### Exercise
Go through the records and copy each line where the word "Probe" occurs.

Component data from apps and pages
• • • • • • •
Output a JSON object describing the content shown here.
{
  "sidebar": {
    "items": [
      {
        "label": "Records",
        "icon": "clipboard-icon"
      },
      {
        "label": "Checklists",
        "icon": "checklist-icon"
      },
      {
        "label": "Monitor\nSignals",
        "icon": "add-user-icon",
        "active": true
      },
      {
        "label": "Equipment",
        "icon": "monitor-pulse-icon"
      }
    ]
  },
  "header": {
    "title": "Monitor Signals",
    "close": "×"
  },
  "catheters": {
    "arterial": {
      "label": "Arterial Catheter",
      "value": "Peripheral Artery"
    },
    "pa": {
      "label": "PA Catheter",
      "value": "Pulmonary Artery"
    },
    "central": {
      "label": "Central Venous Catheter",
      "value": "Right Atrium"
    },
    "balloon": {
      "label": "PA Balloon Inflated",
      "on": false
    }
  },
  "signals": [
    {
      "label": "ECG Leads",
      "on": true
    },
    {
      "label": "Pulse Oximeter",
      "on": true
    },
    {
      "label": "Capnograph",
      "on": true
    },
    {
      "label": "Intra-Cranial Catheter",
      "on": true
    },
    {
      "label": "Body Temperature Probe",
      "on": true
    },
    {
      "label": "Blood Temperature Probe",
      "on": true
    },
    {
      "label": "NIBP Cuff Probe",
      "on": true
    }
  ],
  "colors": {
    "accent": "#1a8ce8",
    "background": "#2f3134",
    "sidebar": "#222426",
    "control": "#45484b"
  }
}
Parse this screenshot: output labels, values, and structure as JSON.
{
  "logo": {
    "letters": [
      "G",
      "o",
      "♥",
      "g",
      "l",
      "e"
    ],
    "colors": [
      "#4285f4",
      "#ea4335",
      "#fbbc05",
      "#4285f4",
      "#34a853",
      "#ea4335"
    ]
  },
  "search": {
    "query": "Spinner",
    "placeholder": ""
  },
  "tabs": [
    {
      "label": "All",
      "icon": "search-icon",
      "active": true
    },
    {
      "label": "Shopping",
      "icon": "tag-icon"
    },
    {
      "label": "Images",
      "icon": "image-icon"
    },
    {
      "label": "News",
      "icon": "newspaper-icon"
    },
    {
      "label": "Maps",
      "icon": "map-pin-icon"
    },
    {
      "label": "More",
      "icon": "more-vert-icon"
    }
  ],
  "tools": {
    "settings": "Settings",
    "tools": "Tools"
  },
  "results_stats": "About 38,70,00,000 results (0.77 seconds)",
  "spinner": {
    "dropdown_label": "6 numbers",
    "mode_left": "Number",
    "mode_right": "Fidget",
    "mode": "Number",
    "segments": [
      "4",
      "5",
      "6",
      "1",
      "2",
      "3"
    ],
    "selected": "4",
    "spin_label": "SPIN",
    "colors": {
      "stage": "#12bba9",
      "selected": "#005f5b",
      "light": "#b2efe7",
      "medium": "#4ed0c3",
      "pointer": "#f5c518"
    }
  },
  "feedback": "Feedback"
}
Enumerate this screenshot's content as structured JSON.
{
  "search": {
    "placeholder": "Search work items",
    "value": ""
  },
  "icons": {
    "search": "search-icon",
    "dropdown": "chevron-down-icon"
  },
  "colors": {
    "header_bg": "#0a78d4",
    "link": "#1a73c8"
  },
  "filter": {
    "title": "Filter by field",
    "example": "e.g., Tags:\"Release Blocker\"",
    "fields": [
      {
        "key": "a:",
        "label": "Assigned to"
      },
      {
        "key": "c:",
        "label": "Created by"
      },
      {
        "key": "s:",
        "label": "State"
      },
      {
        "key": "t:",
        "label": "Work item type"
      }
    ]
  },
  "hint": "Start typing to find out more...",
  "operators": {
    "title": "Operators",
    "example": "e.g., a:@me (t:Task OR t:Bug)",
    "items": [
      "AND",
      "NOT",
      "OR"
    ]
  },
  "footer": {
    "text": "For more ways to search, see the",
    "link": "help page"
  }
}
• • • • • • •
### Answer section
      "label": "Body Temperature Probe",
      "label": "Blood Temperature Probe",
      "label": "NIBP Cuff Probe",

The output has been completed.